Dieterle also stages multiple flashbacks to the events around a killing, in long-take subjective camera shots, including one that goes from objective to subjective in a oner, his camera discretely tucking itself into a manservant’s head to look out through his eyes, giving us an actual “what the butler saw” or “first-person butler” sequence.

FOG OVER FRISCO has been described as one of the fastest movies ever made but this one could give it a run for its money. Asides from being a murder mystery, it fits snugly into Warners’ Grand Project to document every aspect of American life: this one stars the police station itself, and spends the first few minutes observing the processing of arrestees, before lingering over forensics, ballistics, interrogation, and even the filing system. Punch cards! High-tech stuff.

Dieterle reportedly hated the pace of Warners films and, left to his own devices, would happily crank out slowies like 6 HOURS TO LIVE, which is only 72 mins but feels like it’s in real time. The strange part is that when Jack Warner cracked the whip, Dieterle went just about faster than anyone else. The actors get splashed with his sweat. FROM HQ goes like a rocket, with the same amount of smoke, noise, sparks and sputtering.

Juarez: What is it good for?

Posted in FILM, Politics with tags , , , , , , , on January 12, 2019 by dcairns

I can’t believe we watched JUAREZ right after NICHOLAS AND ALEXANDRA. How many films about impotent yet oppressive emperors can a person’s system withstand? We were about to find out.

The film is turgid, uniting the occasional leaden tendencies of director William Dieterle (exemplary in his fleet-footedness when Jack Warner cracked the whip or when entrusted with taut thriller material, fully living up to his German nickname “The Iron Stove” when pursuing some dim idea of “quality”) with the dullness of the standard biopic, the worthy period drama, and the “prestige” super-production. Co-writer John Huston blamed Paul Muni, cast as Juarez himself, for insisting on more lines. Muni talks slowly and low, which would work if he said little, but he’s dragging out great long speeches. “It was always heavy weather with Muni.”

Muni also seems to be wearing a FALSE HEAD, something like a Klingon.

In terms of performance, up-and-comer John Garfield and flatliner Brian Aherne (as the hapless Emperor Max) do best. Brian has to act through a ludicrous whorly beard. I think they should have abandoned historical likenesses for this movie, though they needed someone who could more plausibly suggest Indian heritage than Muni. Of course, we were watching for Bette’s mad scenes, which are indeed OTT, but not as hysterical as we’d hoped. But her character’s slide into insanity does give the film it’s best, by far, cinematic moment. After arguing her husband’s case with Napoleon III (an oily Claude Rains, always welcome), building into greater and greater frenzy of emotion, she breaks down completely, her hold on reality snapping.

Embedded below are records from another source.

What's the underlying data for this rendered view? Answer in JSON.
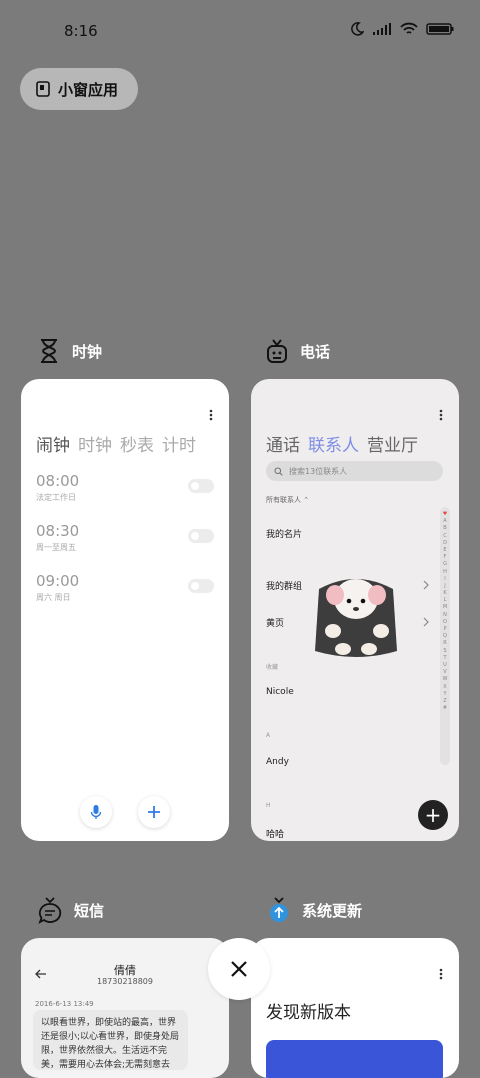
{
  "status": {
    "time": "8:16"
  },
  "small_window": {
    "label": "小窗应用"
  },
  "apps": {
    "clock": {
      "name": "时钟",
      "tabs": [
        "闹钟",
        "时钟",
        "秒表",
        "计时"
      ],
      "alarms": [
        {
          "time": "08:00",
          "sub": "法定工作日"
        },
        {
          "time": "08:30",
          "sub": "周一至周五"
        },
        {
          "time": "09:00",
          "sub": "周六 周日"
        }
      ],
      "add_label": "+"
    },
    "phone": {
      "name": "电话",
      "tabs": [
        "通话",
        "联系人",
        "营业厅"
      ],
      "search_placeholder": "搜索13位联系人",
      "all_contacts": "所有联系人",
      "items": {
        "my_card": "我的名片",
        "my_groups": "我的群组",
        "yellow_pages": "黄页",
        "fav_caption": "收藏",
        "nicole": "Nicole",
        "a_caption": "A",
        "andy": "Andy",
        "h_caption": "H",
        "haha": "哈哈"
      },
      "alphabet": [
        "♥",
        "A",
        "B",
        "C",
        "D",
        "E",
        "F",
        "G",
        "H",
        "I",
        "J",
        "K",
        "L",
        "M",
        "N",
        "O",
        "P",
        "Q",
        "R",
        "S",
        "T",
        "U",
        "V",
        "W",
        "X",
        "Y",
        "Z",
        "#"
      ],
      "fab_label": "+"
    },
    "sms": {
      "name": "短信",
      "contact_name": "倩倩",
      "contact_number": "18730218809",
      "date": "2016-6-13 13:49",
      "message": "以眼看世界，即使站的最高，世界还是很小;以心看世界，即使身处局限，世界依然很大。生活远不完美，需要用心去体会;无需刻意去"
    },
    "update": {
      "name": "系统更新",
      "title": "发现新版本"
    }
  },
  "colors": {
    "background": "#7b7b7b",
    "accent": "#7f8ee6",
    "update_blue": "#3b55d8"
  }
}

Claude turns into a Halloween devil, lit from below, which is slightly absurd (he’s already got the melodramatic villain’s twirly waxed mustache) —

And Bette flees the room —

Into OUTER DARKNESS. A completely black void, extending in all directions forever. Into this abyss she runs, and Dieterle’s camera plunges madly after her, and we’re swallowed up.

Now THAT’S expressionism. I can say it made the film worthwhile, though if I’d seen the clip in isolation that would have served me just as well. But then that would have made me watch the whole film, which would have been an even more unrewarding experience if I’d already seen the good bit.